Your task: What number of lines in the entries hold the string "title"? Answer with it alone.

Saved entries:
++++++++++++++++++++
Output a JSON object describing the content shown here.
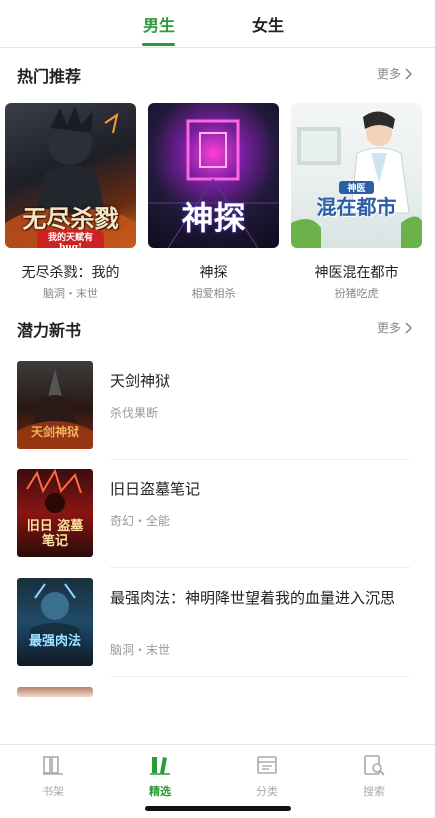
{
  "tabs": {
    "male": "男生",
    "female": "女生"
  },
  "hot": {
    "title": "热门推荐",
    "more": "更多",
    "books": [
      {
        "title": "无尽杀戮：我的",
        "sub": "脑洞・末世",
        "cover_text": "无尽杀戮",
        "cover_subtext": "我的天赋有bug!"
      },
      {
        "title": "神探",
        "sub": "相爱相杀",
        "cover_text": "神探",
        "cover_subtext": ""
      },
      {
        "title": "神医混在都市",
        "sub": "扮猪吃虎",
        "cover_text": "混在都市",
        "cover_subtext": "神医"
      }
    ]
  },
  "potential": {
    "title": "潜力新书",
    "more": "更多",
    "books": [
      {
        "title": "天剑神狱",
        "meta": "杀伐果断",
        "cover_text": "天剑神狱"
      },
      {
        "title": "旧日盗墓笔记",
        "meta": "奇幻・全能",
        "cover_text": "旧日 盗墓笔记"
      },
      {
        "title": "最强肉法：神明降世望着我的血量进入沉思",
        "meta": "脑洞・末世",
        "cover_text": "最强肉法"
      }
    ]
  },
  "nav": {
    "items": [
      {
        "label": "书架",
        "icon": "bookshelf-icon"
      },
      {
        "label": "精选",
        "icon": "featured-icon"
      },
      {
        "label": "分类",
        "icon": "category-icon"
      },
      {
        "label": "搜索",
        "icon": "search-icon"
      }
    ]
  },
  "colors": {
    "accent": "#2a9a3a",
    "muted": "#999999"
  }
}
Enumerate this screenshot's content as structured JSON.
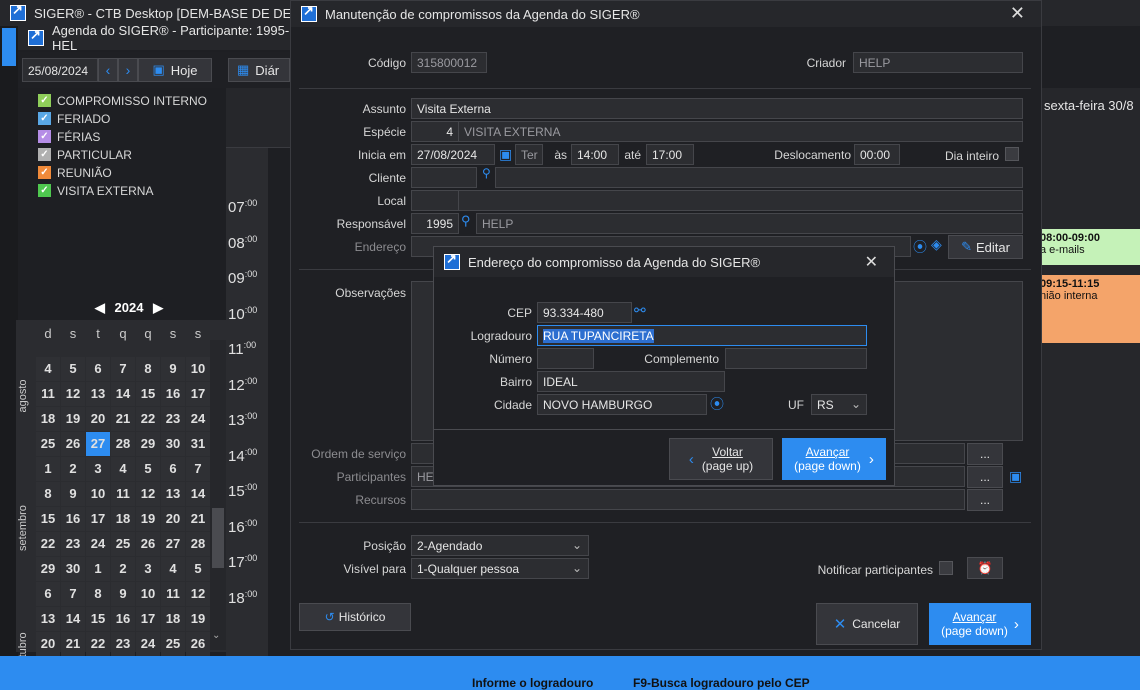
{
  "main_window": {
    "title": "SIGER® - CTB Desktop [DEM-BASE DE DEMON"
  },
  "agenda_window": {
    "title": "Agenda do SIGER® - Participante: 1995-HEL",
    "date": "25/08/2024",
    "today_label": "Hoje",
    "view_label": "Diár",
    "day_header": "sexta-feira 30/8",
    "categories": [
      {
        "label": "COMPROMISSO INTERNO",
        "color": "#8fce5a"
      },
      {
        "label": "FERIADO",
        "color": "#5aa8e6"
      },
      {
        "label": "FÉRIAS",
        "color": "#b58de6"
      },
      {
        "label": "PARTICULAR",
        "color": "#b0b0b0"
      },
      {
        "label": "REUNIÃO",
        "color": "#f08a3a"
      },
      {
        "label": "VISITA EXTERNA",
        "color": "#4fc84f"
      }
    ],
    "hours": [
      "07",
      "08",
      "09",
      "10",
      "11",
      "12",
      "13",
      "14",
      "15",
      "16",
      "17",
      "18"
    ],
    "hour_suffix": ":00",
    "event1": {
      "time": "08:00-09:00",
      "text": "a e-mails"
    },
    "event2": {
      "time": "09:15-11:15",
      "text": "nião interna"
    },
    "calendar": {
      "year": "2024",
      "weekdays": [
        "d",
        "s",
        "t",
        "q",
        "q",
        "s",
        "s"
      ],
      "months": [
        "agosto",
        "setembro",
        "outubro"
      ],
      "weeks": [
        [
          "4",
          "5",
          "6",
          "7",
          "8",
          "9",
          "10"
        ],
        [
          "11",
          "12",
          "13",
          "14",
          "15",
          "16",
          "17"
        ],
        [
          "18",
          "19",
          "20",
          "21",
          "22",
          "23",
          "24"
        ],
        [
          "25",
          "26",
          "27",
          "28",
          "29",
          "30",
          "31"
        ],
        [
          "1",
          "2",
          "3",
          "4",
          "5",
          "6",
          "7"
        ],
        [
          "8",
          "9",
          "10",
          "11",
          "12",
          "13",
          "14"
        ],
        [
          "15",
          "16",
          "17",
          "18",
          "19",
          "20",
          "21"
        ],
        [
          "22",
          "23",
          "24",
          "25",
          "26",
          "27",
          "28"
        ],
        [
          "29",
          "30",
          "1",
          "2",
          "3",
          "4",
          "5"
        ],
        [
          "6",
          "7",
          "8",
          "9",
          "10",
          "11",
          "12"
        ],
        [
          "13",
          "14",
          "15",
          "16",
          "17",
          "18",
          "19"
        ],
        [
          "20",
          "21",
          "22",
          "23",
          "24",
          "25",
          "26"
        ]
      ],
      "selected": "27"
    }
  },
  "dialog": {
    "title": "Manutenção de compromissos da Agenda do SIGER®",
    "codigo_label": "Código",
    "codigo": "315800012",
    "criador_label": "Criador",
    "criador": "HELP",
    "assunto_label": "Assunto",
    "assunto": "Visita Externa",
    "especie_label": "Espécie",
    "especie_code": "4",
    "especie_name": "VISITA EXTERNA",
    "inicia_label": "Inicia em",
    "inicia_date": "27/08/2024",
    "inicia_day": "Ter",
    "as_label": "às",
    "start_time": "14:00",
    "ate_label": "até",
    "end_time": "17:00",
    "deslocamento_label": "Deslocamento",
    "deslocamento": "00:00",
    "dia_inteiro_label": "Dia inteiro",
    "cliente_label": "Cliente",
    "local_label": "Local",
    "responsavel_label": "Responsável",
    "responsavel_code": "1995",
    "responsavel_name": "HELP",
    "endereco_label": "Endereço",
    "editar_label": "Editar",
    "observacoes_label": "Observações",
    "ordem_label": "Ordem de serviço",
    "participantes_label": "Participantes",
    "participantes_value": "HEL",
    "recursos_label": "Recursos",
    "ellipsis": "...",
    "posicao_label": "Posição",
    "posicao": "2-Agendado",
    "visivel_label": "Visível para",
    "visivel": "1-Qualquer pessoa",
    "notificar_label": "Notificar participantes",
    "historico_label": "Histórico",
    "cancelar_label": "Cancelar",
    "avancar_label": "Avançar",
    "avancar_sub": "(page down)"
  },
  "address_dialog": {
    "title": "Endereço do compromisso da Agenda do SIGER®",
    "cep_label": "CEP",
    "cep": "93.334-480",
    "logradouro_label": "Logradouro",
    "logradouro": "RUA TUPANCIRETA",
    "numero_label": "Número",
    "complemento_label": "Complemento",
    "bairro_label": "Bairro",
    "bairro": "IDEAL",
    "cidade_label": "Cidade",
    "cidade": "NOVO HAMBURGO",
    "uf_label": "UF",
    "uf": "RS",
    "voltar_label": "Voltar",
    "voltar_sub": "(page up)",
    "avancar_label": "Avançar",
    "avancar_sub": "(page down)"
  },
  "status_bar": {
    "hint": "Informe o logradouro",
    "shortcut": "F9-Busca logradouro pelo CEP"
  }
}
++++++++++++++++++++
Your response: 12